On September 17, 2006, Portland police officers saw a man behaving abnormally in the city's trendy Pearl district. The man was James Chasse, a 42-year-old with schizophrenia. Three officers, who thought the Chasse might be a junkie or was urinating on the street, pursued him. Upon catching up with Chasse, the officers Tasered him, kicked him, and one officer slammed him onto the ground, puncturing Chasse's left lung and fracturing 16 ribs. After a failed attempt to book Chasse in a Portland, Oregon jail, the police decided to take Chasse to the hospital. He died on the way. Four years later, the Portland police admitted that the officers involved should not have gone after Chasse in the first place.
Deaths like Chasse's have prompted the Department of Justice to investigate the Portland Police Bureau to determine whether or not excessive force has indeed become a "pattern or practice." The investigation, launched yesterday, will pay specific attention to cases surrounding individuals with mental illnesses. Assistant Attorney General of the Civil Rights Division, Thomas E. Perez, said at a press conference in Portland yesterday, "We're not here to fix the blame, we're here to fix the problem." The investigation will first probe the police bureau itself then proceed to interviews with community leaders.
Although Chasse's death created a visceral response in the local community, there have been many other similar cases. Jack Dale Collins, for example, was a 58-year-old homeless man who was fatally shot four times in March 2010 by Portland police officers after he came out of a restroom covered in blood and holding an Xacto knife.
Then there was Darrel Dwayne Ferguson, a 45-year-old man with HIV, who was killed in December 2010 after being shot several times. Ferguson had allegedly threatened a neighbor with a handgun before the police showed up. He pointed an air pistol at police officers when he answered the police officers' knocks on the door.

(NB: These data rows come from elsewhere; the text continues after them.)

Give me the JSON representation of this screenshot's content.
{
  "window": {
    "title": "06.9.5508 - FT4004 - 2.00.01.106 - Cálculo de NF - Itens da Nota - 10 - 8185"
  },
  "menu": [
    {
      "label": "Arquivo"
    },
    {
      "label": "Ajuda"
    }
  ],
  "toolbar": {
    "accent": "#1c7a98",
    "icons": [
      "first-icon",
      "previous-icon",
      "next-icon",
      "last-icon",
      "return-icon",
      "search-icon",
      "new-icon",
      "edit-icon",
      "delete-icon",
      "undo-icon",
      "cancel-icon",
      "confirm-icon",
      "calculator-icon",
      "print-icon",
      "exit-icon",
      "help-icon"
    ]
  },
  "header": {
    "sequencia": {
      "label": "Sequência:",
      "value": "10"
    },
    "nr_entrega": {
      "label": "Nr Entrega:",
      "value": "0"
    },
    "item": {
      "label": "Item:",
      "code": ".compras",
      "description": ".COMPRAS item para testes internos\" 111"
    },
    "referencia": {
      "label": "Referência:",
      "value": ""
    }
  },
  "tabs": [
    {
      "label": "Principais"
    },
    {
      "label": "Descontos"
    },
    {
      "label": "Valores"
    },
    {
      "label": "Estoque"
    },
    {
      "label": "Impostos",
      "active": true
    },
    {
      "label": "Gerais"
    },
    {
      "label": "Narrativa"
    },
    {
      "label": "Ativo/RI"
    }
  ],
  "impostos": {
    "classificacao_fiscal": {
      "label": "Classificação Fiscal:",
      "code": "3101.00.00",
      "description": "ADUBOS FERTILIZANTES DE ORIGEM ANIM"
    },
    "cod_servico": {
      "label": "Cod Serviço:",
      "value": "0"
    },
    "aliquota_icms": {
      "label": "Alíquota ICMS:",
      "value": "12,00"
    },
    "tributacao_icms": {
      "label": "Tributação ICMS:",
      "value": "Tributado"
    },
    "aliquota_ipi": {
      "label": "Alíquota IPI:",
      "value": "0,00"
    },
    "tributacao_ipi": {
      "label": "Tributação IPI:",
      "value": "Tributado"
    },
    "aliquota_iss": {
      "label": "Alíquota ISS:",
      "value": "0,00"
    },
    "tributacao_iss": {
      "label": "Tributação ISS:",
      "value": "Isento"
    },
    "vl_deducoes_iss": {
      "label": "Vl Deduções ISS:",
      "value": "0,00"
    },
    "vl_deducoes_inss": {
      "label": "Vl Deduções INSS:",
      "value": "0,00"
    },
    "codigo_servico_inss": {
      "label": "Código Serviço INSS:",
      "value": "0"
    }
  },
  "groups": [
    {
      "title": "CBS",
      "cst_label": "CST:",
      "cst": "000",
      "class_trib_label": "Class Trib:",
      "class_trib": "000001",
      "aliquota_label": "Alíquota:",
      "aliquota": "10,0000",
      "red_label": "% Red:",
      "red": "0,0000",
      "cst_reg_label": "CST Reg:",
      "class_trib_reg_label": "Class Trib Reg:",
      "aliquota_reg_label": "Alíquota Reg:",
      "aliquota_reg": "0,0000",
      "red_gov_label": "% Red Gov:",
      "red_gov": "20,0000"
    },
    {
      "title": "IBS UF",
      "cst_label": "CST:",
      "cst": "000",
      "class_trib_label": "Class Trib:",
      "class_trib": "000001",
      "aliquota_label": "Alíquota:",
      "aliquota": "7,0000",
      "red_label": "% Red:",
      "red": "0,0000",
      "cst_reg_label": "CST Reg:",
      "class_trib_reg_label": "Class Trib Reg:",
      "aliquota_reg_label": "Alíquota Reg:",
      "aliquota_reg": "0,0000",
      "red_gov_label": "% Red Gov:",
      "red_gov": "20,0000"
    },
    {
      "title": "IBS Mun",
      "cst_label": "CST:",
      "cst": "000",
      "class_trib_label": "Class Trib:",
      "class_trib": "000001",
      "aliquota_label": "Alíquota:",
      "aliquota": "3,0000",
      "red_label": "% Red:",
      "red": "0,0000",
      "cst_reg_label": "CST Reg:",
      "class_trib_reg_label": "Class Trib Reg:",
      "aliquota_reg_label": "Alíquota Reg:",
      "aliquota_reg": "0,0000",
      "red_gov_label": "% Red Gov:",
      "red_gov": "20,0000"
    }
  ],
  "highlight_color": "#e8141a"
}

Several of the men shot by Portland police officers had been homeless residents of the city. Portland has been focused on tackling its homeless problem for years. In 2004, the city launched a 10-Year Plan to End Homelessness. According to city officials, Portland has kept 7,000 people off the street by both relocating homeless residents into homes and preventing people from losing their homes. The last documented count of homeless residents found that there were 1,591 on Portland's streets.
Race is also at the center of the issue. The number of African-American victims has led many in the community to call for justice. The most infamous case came in January of last year, when Aaron Campbell, a 25-year-old African-American man, was shot and killed by Portland police officers. The officers involved claimed they believed that Campbell was reaching for a gun at the time he was shot. Campbell was in fact unarmed. To make matters worse for Campbell's family, police officers later told his mom that her son had killed himself. The officer who killed Campbell, Ronald Frashour, was fired from the police force but was "cleared of criminal wrongdoing" by a Portland-area judge.
The DOJ's investigation might be the best opportunity that the city of Portland has to see a change in police practices - and in outcomes for its citizens.